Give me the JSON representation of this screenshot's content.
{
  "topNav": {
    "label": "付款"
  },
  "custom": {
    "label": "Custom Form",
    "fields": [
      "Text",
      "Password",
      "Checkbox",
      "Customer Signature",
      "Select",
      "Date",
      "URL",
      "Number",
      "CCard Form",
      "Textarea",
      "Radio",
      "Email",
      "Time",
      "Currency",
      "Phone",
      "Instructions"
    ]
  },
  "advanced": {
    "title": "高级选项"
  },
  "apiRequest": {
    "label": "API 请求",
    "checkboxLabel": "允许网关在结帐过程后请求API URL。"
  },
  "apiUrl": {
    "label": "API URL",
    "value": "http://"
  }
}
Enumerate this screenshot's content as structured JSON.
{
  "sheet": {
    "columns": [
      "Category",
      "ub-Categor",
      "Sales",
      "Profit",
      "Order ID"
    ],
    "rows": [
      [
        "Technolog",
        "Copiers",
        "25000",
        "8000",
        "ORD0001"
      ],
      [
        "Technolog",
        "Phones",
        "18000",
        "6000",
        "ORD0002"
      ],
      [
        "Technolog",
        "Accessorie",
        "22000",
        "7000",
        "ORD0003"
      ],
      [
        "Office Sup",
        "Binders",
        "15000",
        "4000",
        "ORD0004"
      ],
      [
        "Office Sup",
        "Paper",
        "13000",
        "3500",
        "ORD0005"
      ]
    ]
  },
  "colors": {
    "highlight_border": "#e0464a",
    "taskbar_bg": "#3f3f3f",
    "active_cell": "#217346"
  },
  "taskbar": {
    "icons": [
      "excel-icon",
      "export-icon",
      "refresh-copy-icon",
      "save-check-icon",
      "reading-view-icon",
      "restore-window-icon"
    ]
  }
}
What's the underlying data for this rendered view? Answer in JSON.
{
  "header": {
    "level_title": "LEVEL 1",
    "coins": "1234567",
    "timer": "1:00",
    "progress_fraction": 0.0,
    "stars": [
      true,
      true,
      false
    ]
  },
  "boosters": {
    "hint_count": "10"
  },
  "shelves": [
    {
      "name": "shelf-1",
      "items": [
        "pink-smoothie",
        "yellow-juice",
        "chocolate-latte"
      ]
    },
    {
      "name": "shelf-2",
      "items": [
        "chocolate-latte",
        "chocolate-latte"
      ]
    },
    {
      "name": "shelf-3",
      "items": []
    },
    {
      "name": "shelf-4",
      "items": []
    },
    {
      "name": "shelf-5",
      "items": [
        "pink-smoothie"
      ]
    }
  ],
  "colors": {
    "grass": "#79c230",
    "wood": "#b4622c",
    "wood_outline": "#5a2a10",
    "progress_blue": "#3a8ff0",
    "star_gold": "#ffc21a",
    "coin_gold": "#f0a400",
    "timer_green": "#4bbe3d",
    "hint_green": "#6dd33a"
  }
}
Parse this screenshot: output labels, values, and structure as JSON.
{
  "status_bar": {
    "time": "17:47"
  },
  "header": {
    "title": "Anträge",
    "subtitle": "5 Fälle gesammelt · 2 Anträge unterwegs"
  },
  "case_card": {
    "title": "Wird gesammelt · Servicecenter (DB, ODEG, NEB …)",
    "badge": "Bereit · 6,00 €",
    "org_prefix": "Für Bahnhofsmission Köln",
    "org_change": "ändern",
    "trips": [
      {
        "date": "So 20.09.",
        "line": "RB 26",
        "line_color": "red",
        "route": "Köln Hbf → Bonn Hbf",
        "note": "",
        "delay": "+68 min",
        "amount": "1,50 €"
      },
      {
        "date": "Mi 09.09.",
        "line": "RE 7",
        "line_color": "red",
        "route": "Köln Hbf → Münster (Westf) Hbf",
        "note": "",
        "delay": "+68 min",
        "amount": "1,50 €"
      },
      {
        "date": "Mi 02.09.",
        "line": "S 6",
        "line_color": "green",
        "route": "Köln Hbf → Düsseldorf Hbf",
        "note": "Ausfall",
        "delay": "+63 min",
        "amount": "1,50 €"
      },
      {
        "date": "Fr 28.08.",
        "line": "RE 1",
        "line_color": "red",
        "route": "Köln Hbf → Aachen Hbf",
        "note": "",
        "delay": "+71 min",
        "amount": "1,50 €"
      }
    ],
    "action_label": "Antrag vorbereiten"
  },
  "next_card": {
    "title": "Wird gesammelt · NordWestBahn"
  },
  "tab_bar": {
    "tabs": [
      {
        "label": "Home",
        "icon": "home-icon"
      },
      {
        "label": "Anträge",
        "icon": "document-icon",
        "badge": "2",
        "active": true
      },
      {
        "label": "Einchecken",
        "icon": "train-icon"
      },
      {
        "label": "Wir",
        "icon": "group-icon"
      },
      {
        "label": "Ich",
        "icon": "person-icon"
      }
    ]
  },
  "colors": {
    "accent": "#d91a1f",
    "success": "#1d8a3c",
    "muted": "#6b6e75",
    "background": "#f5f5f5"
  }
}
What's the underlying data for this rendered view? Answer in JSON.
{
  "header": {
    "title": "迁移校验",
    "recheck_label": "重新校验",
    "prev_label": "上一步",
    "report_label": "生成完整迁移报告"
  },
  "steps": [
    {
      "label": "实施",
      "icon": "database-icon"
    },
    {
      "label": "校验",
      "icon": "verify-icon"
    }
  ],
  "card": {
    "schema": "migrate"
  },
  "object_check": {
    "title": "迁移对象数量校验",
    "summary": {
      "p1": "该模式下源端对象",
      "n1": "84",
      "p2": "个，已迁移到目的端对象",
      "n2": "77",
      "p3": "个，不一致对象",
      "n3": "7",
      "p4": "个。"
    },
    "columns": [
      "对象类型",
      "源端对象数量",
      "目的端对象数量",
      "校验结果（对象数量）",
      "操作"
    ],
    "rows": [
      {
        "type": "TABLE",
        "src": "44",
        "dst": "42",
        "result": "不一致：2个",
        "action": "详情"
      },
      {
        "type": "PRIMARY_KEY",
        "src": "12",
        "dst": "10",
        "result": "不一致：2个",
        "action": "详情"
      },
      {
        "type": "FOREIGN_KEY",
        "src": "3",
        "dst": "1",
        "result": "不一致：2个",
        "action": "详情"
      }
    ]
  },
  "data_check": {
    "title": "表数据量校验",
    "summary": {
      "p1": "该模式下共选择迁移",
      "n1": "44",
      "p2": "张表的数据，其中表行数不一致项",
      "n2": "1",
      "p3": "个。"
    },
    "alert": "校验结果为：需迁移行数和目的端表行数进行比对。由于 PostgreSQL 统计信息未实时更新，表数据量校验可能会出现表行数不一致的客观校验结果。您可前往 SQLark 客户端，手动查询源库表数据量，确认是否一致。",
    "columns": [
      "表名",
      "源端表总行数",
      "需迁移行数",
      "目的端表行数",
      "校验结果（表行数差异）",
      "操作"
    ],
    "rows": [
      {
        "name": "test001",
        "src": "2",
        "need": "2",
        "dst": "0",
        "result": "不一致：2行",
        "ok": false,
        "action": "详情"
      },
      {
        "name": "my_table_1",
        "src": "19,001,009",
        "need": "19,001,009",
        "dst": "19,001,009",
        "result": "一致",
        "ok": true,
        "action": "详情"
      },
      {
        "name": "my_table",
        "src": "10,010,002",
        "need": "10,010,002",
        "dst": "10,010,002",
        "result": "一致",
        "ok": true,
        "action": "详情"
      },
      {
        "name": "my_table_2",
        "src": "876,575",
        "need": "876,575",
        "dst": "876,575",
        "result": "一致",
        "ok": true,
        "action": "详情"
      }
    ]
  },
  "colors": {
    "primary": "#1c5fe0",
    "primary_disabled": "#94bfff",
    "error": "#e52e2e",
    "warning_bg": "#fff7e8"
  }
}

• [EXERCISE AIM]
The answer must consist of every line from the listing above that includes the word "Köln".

• [ANSWER SPACE]
    "org_prefix": "Für Bahnhofsmission Köln",
        "route": "Köln Hbf → Bonn Hbf",
        "route": "Köln Hbf → Münster (Westf) Hbf",
        "route": "Köln Hbf → Düsseldorf Hbf",
        "route": "Köln Hbf → Aachen Hbf",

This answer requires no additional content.